Reading this book really brings back my memories of my granddad, Charlie Hodge - his overalls, the sweet smell of his cigarettes, the everpresent plug of tobacco, his weathered hand holding out that ice-cold Coca-Cola, and most of all his stories about running moonshine, working for the CCC, or traveling his mountains by horse and buggy.

I really miss his generation.

Say....Have I Told You?, by Frank B. Rowlett, Jr., 1975, First Edition with dust jacket.
Offered for sale by Chewybooks as of July 9,2010.

Monday, July 5, 2010

Day 220/365 The Pursuit of Science....or Sebastian Loves Jessie.

Once again it is summer at our house, and like the previous eleven years or so, the Science Museum of Western Virginia is a huge part of our lives. My daughter attended her first homeschool science classes there (and I met another science-lovin' homeschool mom, and together we founded an inclusive homeschool group -first one in the Roanoke Valley-which eventually grew to 242 families, but that's another blog). Eventually the homeschool science classes turned into chemistry classes and science fieldtrips. Finally she was old enough to volunteer to help at summer science camp.

Then after four years of being a volunteer, last year she was offered a paid intern position, and this year she was invited back, and bumped up in position, responsibility and salary.

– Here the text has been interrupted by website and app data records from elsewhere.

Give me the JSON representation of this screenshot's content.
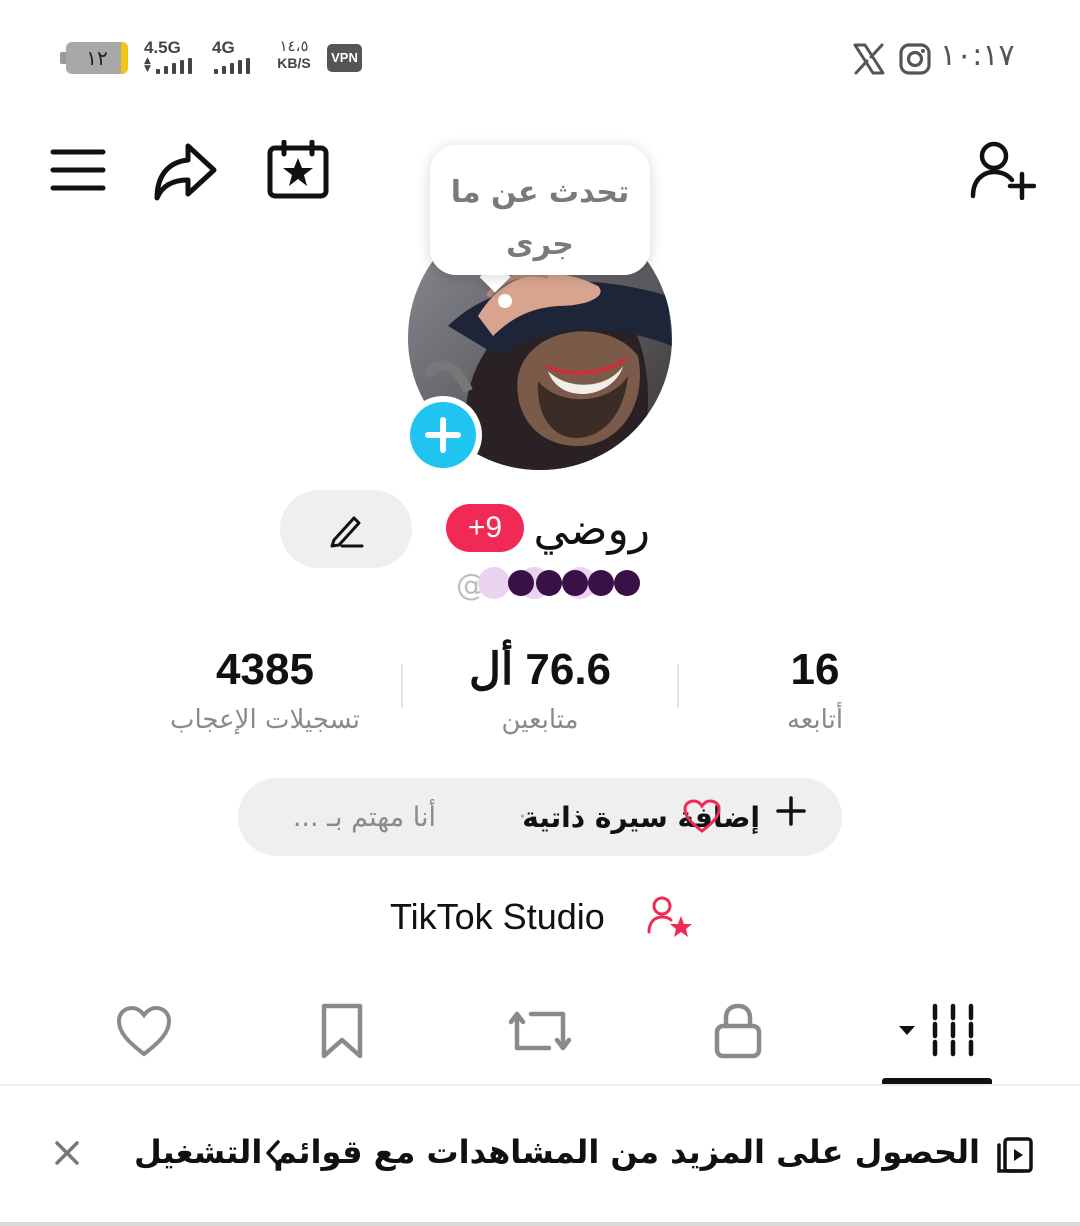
{
  "status_bar": {
    "battery_text": "١٢",
    "battery_level": 0.12,
    "network_1": "4.5G",
    "network_2": "4G",
    "speed_value": "١٤،٥",
    "speed_unit": "KB/S",
    "vpn": "VPN",
    "time": "١٠:١٧",
    "icons": [
      "x-logo-icon",
      "instagram-icon"
    ]
  },
  "top_nav": {
    "icons": [
      "menu-icon",
      "share-icon",
      "calendar-star-icon",
      "add-friend-icon"
    ]
  },
  "bubble": {
    "line1": "تحدث عن ما",
    "line2": "جرى"
  },
  "profile": {
    "name": "روضي",
    "badge": "+9",
    "username": "@"
  },
  "stats": [
    {
      "value": "16",
      "label": "أتابعه"
    },
    {
      "value": "76.6 أل",
      "label": "متابعين"
    },
    {
      "value": "4385",
      "label": "تسجيلات الإعجاب"
    }
  ],
  "bio": {
    "add_label": "إضافة سيرة ذاتية",
    "separator": "·",
    "interest_label": "أنا مهتم بـ ..."
  },
  "studio": {
    "label": "TikTok Studio"
  },
  "tabs": [
    {
      "name": "liked",
      "icon": "heart-icon"
    },
    {
      "name": "saved",
      "icon": "bookmark-icon"
    },
    {
      "name": "reposts",
      "icon": "repost-icon"
    },
    {
      "name": "private",
      "icon": "lock-icon"
    },
    {
      "name": "videos",
      "icon": "grid-icon",
      "selected": true
    }
  ],
  "banner": {
    "text": "الحصول على المزيد من المشاهدات مع قوائم التشغيل",
    "close": "×"
  },
  "colors": {
    "accent_red": "#f02a55",
    "accent_cyan": "#20c4f0",
    "pill_bg": "#efefef",
    "muted_text": "#8a8a8a"
  }
}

This is no small thing in an economy where folks are having trouble finding any sort of paying job.

So one of the perks of this job is the paycheck, but it's almost dwarfed by so many other positives: an incredible staff that work with her and treat her like a peer, a chance to work with collections that most people never see, and the best part: Sebastian.

See, the science museum is full of wondrous things, like this animatronic T-Rex, that lulls visitors into thinking he's just a statue,

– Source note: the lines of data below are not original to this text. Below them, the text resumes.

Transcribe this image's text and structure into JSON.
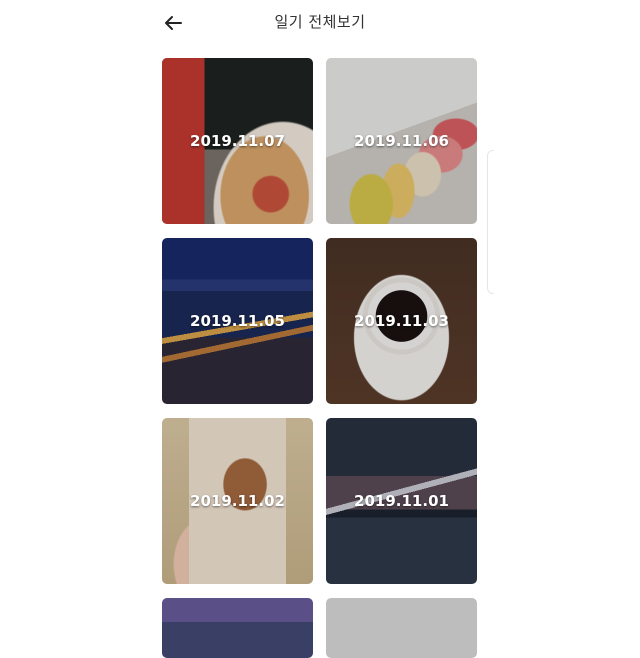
{
  "header": {
    "title": "일기 전체보기",
    "back_icon": "arrow-left-icon"
  },
  "diary_entries": [
    {
      "date": "2019.11.07",
      "photo": "coffee cup and donut"
    },
    {
      "date": "2019.11.06",
      "photo": "box of macarons"
    },
    {
      "date": "2019.11.05",
      "photo": "bridge and city at night"
    },
    {
      "date": "2019.11.03",
      "photo": "black coffee in cup"
    },
    {
      "date": "2019.11.02",
      "photo": "iced latte in hand"
    },
    {
      "date": "2019.11.01",
      "photo": "bridge over river at dusk"
    },
    {
      "date": "",
      "photo": "sky and mountains"
    },
    {
      "date": "",
      "photo": "gray placeholder"
    }
  ]
}
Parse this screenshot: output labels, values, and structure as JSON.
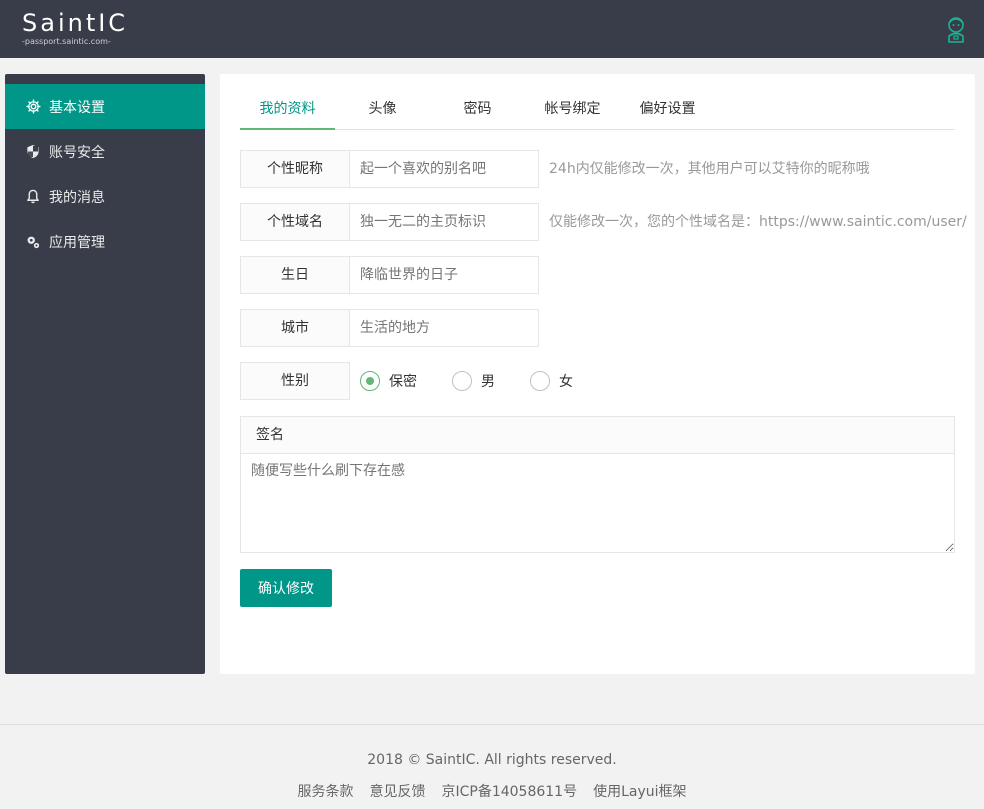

Or the Smithsonian quality gem and mineral hall (my favorite, all mahogany walls and dark dim lighting),

Or this guy, who is one of the last real actual human skeletons, but no one knows who's.

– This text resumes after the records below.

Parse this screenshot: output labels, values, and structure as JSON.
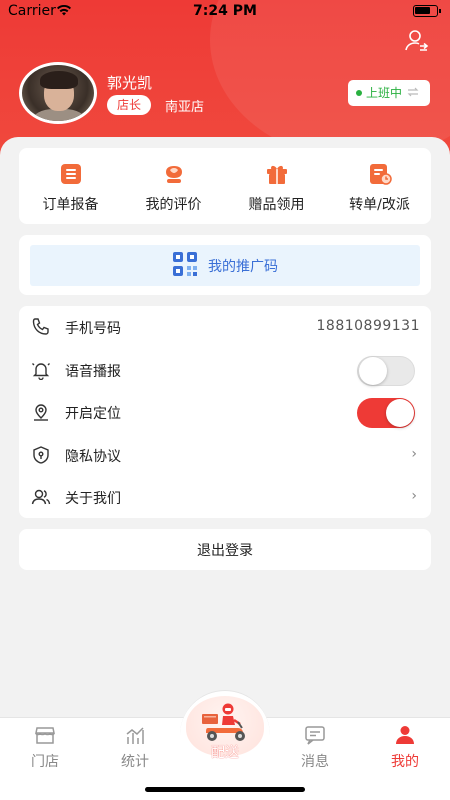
{
  "status_bar": {
    "carrier": "Carrier",
    "time": "7:24 PM"
  },
  "profile": {
    "name": "郭光凯",
    "role": "店长",
    "store": "南亚店",
    "work_status": "上班中"
  },
  "quick_actions": [
    {
      "label": "订单报备",
      "icon": "order-report-icon"
    },
    {
      "label": "我的评价",
      "icon": "review-icon"
    },
    {
      "label": "赠品领用",
      "icon": "gift-icon"
    },
    {
      "label": "转单/改派",
      "icon": "transfer-icon"
    }
  ],
  "promo": {
    "label": "我的推广码",
    "icon": "qr-code-icon"
  },
  "settings": {
    "phone": {
      "label": "手机号码",
      "value": "18810899131"
    },
    "voice": {
      "label": "语音播报",
      "enabled": false
    },
    "location": {
      "label": "开启定位",
      "enabled": true
    },
    "privacy": {
      "label": "隐私协议"
    },
    "about": {
      "label": "关于我们"
    }
  },
  "logout": {
    "label": "退出登录"
  },
  "tabbar": {
    "items": [
      {
        "label": "门店",
        "icon": "store-icon"
      },
      {
        "label": "统计",
        "icon": "stats-icon"
      },
      {
        "label": "配送",
        "icon": "delivery-rider-icon"
      },
      {
        "label": "消息",
        "icon": "message-icon"
      },
      {
        "label": "我的",
        "icon": "profile-icon"
      }
    ],
    "active_index": 4
  },
  "colors": {
    "brand_red": "#ee3a36",
    "online_green": "#29b03f",
    "promo_blue": "#3a6fd6",
    "quick_orange": "#f26b3a"
  },
  "chevron": "›"
}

Or this dinosaur bone from over in Saltville Virginia (there'll be a science camp field trip over there in a couple weeks - it's one of the finest fossil beds in the U.S.),

Or the great dinosur timeline (ssshhh -whatever you do, don't mention evolution....),

Or even this electron generator that makes your hair stand on end,

And of course the herpatology tanks in all their snakey glory....

But, the best part of the science museum is.......Sebastian.

Sebastian *loves* my daughter.

And she *loves* him.

It's like watching some bizarre mutual admiration society.

Up the arm, around the neck, over the shoulder, snuggle into the hair, little kisses on the neck....

A little soulful eye to eye gazing.....

And finally a contented hug around the neck. I was there. They stayed this way for hours, until Sebastian was peeled off my daughter. Hard to say which one was more disappointed.